- New national mortality case record review to be rolled out “across the NHS” by autumn 2017
- Review programme includes online data collection that will allow local “insight” from the data to be “shared nationally”
- NHS Improvement says data will not be used to “compare organisations”
Trusts will be asked to rate the avoidability of adult inpatient deaths as part of a national standardised approach to mortality reviews being developed by the Royal College of Physicians.
Currently being trialled at seven pilot sites in England and Scotland, hospitals taking part in the new national mortality case record review are required to score inpatient deaths on a scale of one to six – from “definitely avoidable” to “definitely not avoidable”.
The RCP said it hopes to have all English acute hospitals involved by the autumn of 2017 and is recruiting trusts to be a second wave of early adopters.
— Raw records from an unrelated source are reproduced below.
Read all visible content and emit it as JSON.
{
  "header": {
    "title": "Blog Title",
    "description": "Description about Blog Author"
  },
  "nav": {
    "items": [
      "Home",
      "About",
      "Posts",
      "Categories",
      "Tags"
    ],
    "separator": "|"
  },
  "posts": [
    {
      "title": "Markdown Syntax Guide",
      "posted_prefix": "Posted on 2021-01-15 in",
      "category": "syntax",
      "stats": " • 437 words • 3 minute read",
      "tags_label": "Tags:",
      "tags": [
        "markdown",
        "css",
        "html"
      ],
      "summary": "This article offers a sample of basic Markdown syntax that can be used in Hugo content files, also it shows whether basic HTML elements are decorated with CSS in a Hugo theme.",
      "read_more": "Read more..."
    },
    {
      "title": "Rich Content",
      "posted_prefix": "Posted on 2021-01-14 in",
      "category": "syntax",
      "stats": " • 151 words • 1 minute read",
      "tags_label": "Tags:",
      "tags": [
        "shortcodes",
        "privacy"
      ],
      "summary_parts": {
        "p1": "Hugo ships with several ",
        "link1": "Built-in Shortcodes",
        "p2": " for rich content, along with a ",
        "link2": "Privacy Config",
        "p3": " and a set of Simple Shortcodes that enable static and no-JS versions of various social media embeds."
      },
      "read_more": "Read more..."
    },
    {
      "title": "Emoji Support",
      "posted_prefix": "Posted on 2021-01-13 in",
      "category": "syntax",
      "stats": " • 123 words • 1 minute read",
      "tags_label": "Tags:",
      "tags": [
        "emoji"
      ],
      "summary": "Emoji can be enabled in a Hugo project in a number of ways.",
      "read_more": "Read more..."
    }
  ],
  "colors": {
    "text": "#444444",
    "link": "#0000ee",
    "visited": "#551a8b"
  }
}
In its clinical governance guide developed to help trusts implement the review programme, the RCP said there are “legitimate public expectations” that hospitals seek to detect “potentially” avoidable deaths, as well as a “professional obligation” to learn from care failures. During its research the RCP found while 92 per cent of trusts in England have a mortality review process these “vary widely” and “learning from analysis of mortality is not the norm”.
Kevin Stewart, clinical director of the RCP’s clinical effectiveness and evaluation unit, who is leading the project, said: “The primary aim of the work is to allow hospitals to learn and improve from things that have gone wrong in the care of patients who have died. This work is not about determining a percentage of avoidable deaths for each trust, it is not designed to do that.”
However, the RCP is working with the Yorkshire and Humber Academic Health Science Network’s Improvement Academy and the patient safety software company Datix to develop a web based portal for hospitals to collect the mortality data. The Healthcare Quality Improvement Partnership commissioned the RCP on behalf of NHS Improvement to develop and roll out “across the NHS” the methodology for the national mortality case record review.
On its website, HQIP said the “information capture system… will allow the learning and insight from local national mortality case record review, particularly themes and trends, to be captured and shared nationally”.
HSJ has previously reported on ongoing delays to health secretary Jeremy Hunt’s commitment to publish trust level avoidable deaths data.
A spokeswoman for NHS Improvement said: “We are clear that the methodology [of this review] cannot be used to generate data on avoidable mortality that can be used to compare organisations.”
She added that “application of the methodology” will be considered “in the round” by NHS Improvement, Care Quality Commission, Department of Health and RCP representatives. She also said the mortality review “would not be suitable for mental health trusts”, it has not been decided if all trusts will be expected to take part, or if all inpatient adult deaths would have to be reviewed.
The programme will also ask acute trusts to rate six aspects of the care received by patients who subsequently died from one (poor) to five (excellent). They will also have to make an “explicit judgement” about the quality of care received by patients overall, as well as during admission, during a procedure, throughout an operation, at end of life or hospital discharge and throughout ongoing care too.
In its guide, the RCP said to implement its standardised approach to mortality reviews each trust will need an executive level officer responsible, a mortality committee and a clear process for taking action when poor care is uncovered. It said: “There is only likely to be quality improvement when the results of the [review] are transformed into meaningful and tangible action.”
The guide also said it was “envisaged” that the CQC would visit trusts to “further investigate the relationship between mortality and quality improvement”.
The RCP was awarded the three year research programme in February after a tendering process by HQIP.